Copy the records below exactly.

[[ Available records open ]]

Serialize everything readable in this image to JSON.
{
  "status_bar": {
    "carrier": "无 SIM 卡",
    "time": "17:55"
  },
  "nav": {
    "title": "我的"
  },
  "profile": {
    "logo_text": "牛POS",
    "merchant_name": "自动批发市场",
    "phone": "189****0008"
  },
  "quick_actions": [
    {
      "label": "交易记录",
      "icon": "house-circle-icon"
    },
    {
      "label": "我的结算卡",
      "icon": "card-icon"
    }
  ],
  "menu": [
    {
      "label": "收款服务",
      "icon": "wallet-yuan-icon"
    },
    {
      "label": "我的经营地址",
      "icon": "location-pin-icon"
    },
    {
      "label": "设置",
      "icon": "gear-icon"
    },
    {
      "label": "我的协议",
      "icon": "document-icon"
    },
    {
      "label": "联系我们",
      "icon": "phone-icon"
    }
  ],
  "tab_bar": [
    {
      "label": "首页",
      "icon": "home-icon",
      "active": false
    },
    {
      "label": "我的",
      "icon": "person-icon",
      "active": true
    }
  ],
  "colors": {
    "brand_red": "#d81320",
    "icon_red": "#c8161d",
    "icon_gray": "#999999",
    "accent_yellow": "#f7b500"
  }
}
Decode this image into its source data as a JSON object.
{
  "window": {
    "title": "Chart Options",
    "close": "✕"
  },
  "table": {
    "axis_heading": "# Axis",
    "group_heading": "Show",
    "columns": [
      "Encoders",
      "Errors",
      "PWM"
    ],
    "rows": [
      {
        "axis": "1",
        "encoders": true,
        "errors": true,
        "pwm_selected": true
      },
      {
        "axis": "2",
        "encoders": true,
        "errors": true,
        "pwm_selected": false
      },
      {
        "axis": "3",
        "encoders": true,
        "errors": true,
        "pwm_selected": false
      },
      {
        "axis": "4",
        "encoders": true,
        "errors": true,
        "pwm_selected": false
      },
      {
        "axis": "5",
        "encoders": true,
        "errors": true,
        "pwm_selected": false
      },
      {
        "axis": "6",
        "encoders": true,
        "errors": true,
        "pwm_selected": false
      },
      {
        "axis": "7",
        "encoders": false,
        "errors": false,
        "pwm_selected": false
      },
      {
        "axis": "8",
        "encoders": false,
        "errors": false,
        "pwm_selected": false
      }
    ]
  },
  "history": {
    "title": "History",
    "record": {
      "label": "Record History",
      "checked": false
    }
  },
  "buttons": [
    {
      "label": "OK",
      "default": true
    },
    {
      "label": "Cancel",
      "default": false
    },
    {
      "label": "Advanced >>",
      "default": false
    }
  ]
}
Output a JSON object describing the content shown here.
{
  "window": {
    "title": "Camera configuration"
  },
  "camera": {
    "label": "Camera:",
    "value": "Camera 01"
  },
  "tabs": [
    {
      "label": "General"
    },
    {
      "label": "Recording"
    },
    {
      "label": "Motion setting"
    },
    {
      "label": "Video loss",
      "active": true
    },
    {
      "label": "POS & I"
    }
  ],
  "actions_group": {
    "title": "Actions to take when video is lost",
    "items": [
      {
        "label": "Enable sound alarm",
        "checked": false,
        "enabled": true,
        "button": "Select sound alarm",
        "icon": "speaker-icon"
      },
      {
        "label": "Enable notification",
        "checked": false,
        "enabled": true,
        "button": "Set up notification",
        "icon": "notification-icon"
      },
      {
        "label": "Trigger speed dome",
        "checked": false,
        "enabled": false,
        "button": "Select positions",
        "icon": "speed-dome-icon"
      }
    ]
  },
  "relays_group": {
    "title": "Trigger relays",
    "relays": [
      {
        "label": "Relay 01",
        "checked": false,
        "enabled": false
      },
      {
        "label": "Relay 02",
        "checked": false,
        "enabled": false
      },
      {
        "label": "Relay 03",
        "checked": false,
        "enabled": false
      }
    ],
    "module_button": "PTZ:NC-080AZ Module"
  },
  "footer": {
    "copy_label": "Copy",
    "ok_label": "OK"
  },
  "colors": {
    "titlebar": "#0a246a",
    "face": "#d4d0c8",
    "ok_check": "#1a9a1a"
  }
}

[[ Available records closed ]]

**Answer box**
Serialize everything readable in this image to JSON.
{
  "status_bar": {
    "carrier": "无 SIM 卡",
    "time": "17:55"
  },
  "nav": {
    "title": "我的"
  },
  "profile": {
    "logo_text": "牛POS",
    "merchant_name": "自动批发市场",
    "phone": "189****0008"
  },
  "quick_actions": [
    {
      "label": "交易记录",
      "icon": "house-circle-icon"
    },
    {
      "label": "我的结算卡",
      "icon": "card-icon"
    }
  ],
  "menu": [
    {
      "label": "收款服务",
      "icon": "wallet-yuan-icon"
    },
    {
      "label": "我的经营地址",
      "icon": "location-pin-icon"
    },
    {
      "label": "设置",
      "icon": "gear-icon"
    },
    {
      "label": "我的协议",
      "icon": "document-icon"
    },
    {
      "label": "联系我们",
      "icon": "phone-icon"
    }
  ],
  "tab_bar": [
    {
      "label": "首页",
      "icon": "home-icon",
      "active": false
    },
    {
      "label": "我的",
      "icon": "person-icon",
      "active": true
    }
  ],
  "colors": {
    "brand_red": "#d81320",
    "icon_red": "#c8161d",
    "icon_gray": "#999999",
    "accent_yellow": "#f7b500"
  }
}
Decode this image into its source data as a JSON object.
{
  "window": {
    "title": "Chart Options",
    "close": "✕"
  },
  "table": {
    "axis_heading": "# Axis",
    "group_heading": "Show",
    "columns": [
      "Encoders",
      "Errors",
      "PWM"
    ],
    "rows": [
      {
        "axis": "1",
        "encoders": true,
        "errors": true,
        "pwm_selected": true
      },
      {
        "axis": "2",
        "encoders": true,
        "errors": true,
        "pwm_selected": false
      },
      {
        "axis": "3",
        "encoders": true,
        "errors": true,
        "pwm_selected": false
      },
      {
        "axis": "4",
        "encoders": true,
        "errors": true,
        "pwm_selected": false
      },
      {
        "axis": "5",
        "encoders": true,
        "errors": true,
        "pwm_selected": false
      },
      {
        "axis": "6",
        "encoders": true,
        "errors": true,
        "pwm_selected": false
      },
      {
        "axis": "7",
        "encoders": false,
        "errors": false,
        "pwm_selected": false
      },
      {
        "axis": "8",
        "encoders": false,
        "errors": false,
        "pwm_selected": false
      }
    ]
  },
  "history": {
    "title": "History",
    "record": {
      "label": "Record History",
      "checked": false
    }
  },
  "buttons": [
    {
      "label": "OK",
      "default": true
    },
    {
      "label": "Cancel",
      "default": false
    },
    {
      "label": "Advanced >>",
      "default": false
    }
  ]
}
Output a JSON object describing the content shown here.
{
  "window": {
    "title": "Camera configuration"
  },
  "camera": {
    "label": "Camera:",
    "value": "Camera 01"
  },
  "tabs": [
    {
      "label": "General"
    },
    {
      "label": "Recording"
    },
    {
      "label": "Motion setting"
    },
    {
      "label": "Video loss",
      "active": true
    },
    {
      "label": "POS & I"
    }
  ],
  "actions_group": {
    "title": "Actions to take when video is lost",
    "items": [
      {
        "label": "Enable sound alarm",
        "checked": false,
        "enabled": true,
        "button": "Select sound alarm",
        "icon": "speaker-icon"
      },
      {
        "label": "Enable notification",
        "checked": false,
        "enabled": true,
        "button": "Set up notification",
        "icon": "notification-icon"
      },
      {
        "label": "Trigger speed dome",
        "checked": false,
        "enabled": false,
        "button": "Select positions",
        "icon": "speed-dome-icon"
      }
    ]
  },
  "relays_group": {
    "title": "Trigger relays",
    "relays": [
      {
        "label": "Relay 01",
        "checked": false,
        "enabled": false
      },
      {
        "label": "Relay 02",
        "checked": false,
        "enabled": false
      },
      {
        "label": "Relay 03",
        "checked": false,
        "enabled": false
      }
    ],
    "module_button": "PTZ:NC-080AZ Module"
  },
  "footer": {
    "copy_label": "Copy",
    "ok_label": "OK"
  },
  "colors": {
    "titlebar": "#0a246a",
    "face": "#d4d0c8",
    "ok_check": "#1a9a1a"
  }
}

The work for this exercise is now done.